Website and app data records >>
----

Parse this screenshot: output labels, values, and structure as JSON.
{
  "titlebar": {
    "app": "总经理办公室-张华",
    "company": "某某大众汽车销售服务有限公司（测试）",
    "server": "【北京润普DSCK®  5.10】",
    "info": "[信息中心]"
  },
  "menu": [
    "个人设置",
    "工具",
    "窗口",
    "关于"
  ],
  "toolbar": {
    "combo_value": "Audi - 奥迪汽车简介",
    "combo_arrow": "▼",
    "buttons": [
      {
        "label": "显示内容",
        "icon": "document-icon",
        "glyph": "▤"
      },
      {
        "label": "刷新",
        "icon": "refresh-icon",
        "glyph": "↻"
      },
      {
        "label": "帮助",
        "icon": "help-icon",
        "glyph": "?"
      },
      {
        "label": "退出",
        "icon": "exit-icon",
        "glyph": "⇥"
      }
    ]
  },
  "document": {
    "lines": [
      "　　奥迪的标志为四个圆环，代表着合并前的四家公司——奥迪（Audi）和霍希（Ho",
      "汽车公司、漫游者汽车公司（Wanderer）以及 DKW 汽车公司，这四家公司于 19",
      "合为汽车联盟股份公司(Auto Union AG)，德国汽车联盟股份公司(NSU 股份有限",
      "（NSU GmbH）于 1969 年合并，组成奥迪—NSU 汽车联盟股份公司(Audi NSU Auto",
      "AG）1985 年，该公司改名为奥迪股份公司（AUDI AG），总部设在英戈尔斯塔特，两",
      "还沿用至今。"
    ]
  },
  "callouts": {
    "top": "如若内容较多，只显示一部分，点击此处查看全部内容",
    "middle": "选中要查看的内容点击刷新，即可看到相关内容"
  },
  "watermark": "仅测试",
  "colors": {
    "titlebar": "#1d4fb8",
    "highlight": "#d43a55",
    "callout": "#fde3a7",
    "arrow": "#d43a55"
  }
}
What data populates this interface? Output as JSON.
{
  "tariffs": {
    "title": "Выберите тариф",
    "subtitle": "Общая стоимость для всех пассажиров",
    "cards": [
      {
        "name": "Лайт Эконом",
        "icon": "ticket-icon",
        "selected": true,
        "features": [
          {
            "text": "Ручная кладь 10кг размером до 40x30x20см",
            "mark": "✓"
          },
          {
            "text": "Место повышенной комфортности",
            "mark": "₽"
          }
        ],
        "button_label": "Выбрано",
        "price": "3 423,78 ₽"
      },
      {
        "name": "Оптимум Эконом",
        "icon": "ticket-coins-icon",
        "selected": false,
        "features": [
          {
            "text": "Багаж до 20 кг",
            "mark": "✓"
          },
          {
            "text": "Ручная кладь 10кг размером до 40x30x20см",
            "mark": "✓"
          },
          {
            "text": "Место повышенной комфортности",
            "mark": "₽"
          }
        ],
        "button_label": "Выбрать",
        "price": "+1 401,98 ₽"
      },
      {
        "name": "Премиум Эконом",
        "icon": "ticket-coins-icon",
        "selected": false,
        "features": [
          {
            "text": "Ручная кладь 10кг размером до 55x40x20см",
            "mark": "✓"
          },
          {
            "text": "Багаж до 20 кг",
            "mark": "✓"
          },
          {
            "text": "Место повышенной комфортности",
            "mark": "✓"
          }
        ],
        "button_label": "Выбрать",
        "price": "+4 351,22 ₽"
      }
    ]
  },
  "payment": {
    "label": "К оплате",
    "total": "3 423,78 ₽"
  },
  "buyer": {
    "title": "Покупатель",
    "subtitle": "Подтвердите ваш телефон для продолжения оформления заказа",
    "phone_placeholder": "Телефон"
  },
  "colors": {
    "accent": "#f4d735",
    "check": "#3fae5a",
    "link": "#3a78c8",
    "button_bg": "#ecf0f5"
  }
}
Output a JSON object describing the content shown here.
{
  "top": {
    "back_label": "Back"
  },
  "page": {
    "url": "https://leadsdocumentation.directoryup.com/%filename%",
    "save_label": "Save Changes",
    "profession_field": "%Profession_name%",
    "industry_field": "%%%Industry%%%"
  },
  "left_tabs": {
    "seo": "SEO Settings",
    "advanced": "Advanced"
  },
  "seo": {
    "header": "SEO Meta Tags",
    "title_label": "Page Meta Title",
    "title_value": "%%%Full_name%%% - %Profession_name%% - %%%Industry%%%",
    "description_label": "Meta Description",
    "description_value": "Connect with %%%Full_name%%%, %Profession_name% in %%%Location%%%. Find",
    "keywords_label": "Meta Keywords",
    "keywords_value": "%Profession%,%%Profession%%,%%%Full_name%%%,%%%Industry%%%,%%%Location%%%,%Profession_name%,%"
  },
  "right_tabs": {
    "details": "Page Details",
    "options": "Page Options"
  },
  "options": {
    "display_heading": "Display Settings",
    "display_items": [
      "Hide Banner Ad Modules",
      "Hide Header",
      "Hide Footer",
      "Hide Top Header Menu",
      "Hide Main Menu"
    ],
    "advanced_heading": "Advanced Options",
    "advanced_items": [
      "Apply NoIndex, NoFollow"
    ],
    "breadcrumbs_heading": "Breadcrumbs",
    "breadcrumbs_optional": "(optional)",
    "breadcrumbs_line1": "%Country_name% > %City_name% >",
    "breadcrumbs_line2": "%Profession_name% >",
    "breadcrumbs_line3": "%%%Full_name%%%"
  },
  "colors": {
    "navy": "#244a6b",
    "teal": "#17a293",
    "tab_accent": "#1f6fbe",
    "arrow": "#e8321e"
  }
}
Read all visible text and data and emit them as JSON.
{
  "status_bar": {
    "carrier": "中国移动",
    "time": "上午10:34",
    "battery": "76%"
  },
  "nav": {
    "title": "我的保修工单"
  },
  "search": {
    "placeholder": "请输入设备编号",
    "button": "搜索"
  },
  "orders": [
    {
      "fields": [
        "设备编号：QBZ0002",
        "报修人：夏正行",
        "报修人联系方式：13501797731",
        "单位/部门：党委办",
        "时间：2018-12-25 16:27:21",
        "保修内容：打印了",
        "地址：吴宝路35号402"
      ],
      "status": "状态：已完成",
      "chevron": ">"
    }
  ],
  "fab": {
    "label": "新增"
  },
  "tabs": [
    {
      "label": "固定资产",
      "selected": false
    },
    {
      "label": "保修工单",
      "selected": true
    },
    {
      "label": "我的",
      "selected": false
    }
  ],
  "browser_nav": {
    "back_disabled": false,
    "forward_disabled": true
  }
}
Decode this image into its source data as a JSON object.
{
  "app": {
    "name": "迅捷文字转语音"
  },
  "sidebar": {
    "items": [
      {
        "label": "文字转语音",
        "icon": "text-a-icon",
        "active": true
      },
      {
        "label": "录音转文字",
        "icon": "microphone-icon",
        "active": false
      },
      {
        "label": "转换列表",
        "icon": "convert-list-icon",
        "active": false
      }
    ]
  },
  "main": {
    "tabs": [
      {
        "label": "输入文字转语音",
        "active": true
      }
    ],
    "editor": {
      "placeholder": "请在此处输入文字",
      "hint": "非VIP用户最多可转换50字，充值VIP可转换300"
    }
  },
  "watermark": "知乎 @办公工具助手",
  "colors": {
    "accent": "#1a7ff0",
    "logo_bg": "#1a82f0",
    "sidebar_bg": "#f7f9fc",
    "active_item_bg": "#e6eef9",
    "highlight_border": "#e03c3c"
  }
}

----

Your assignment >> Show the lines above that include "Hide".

Task answer >>
      "Hide Banner Ad Modules",
      "Hide Header",
      "Hide Footer",
      "Hide Top Header Menu",
      "Hide Main Menu"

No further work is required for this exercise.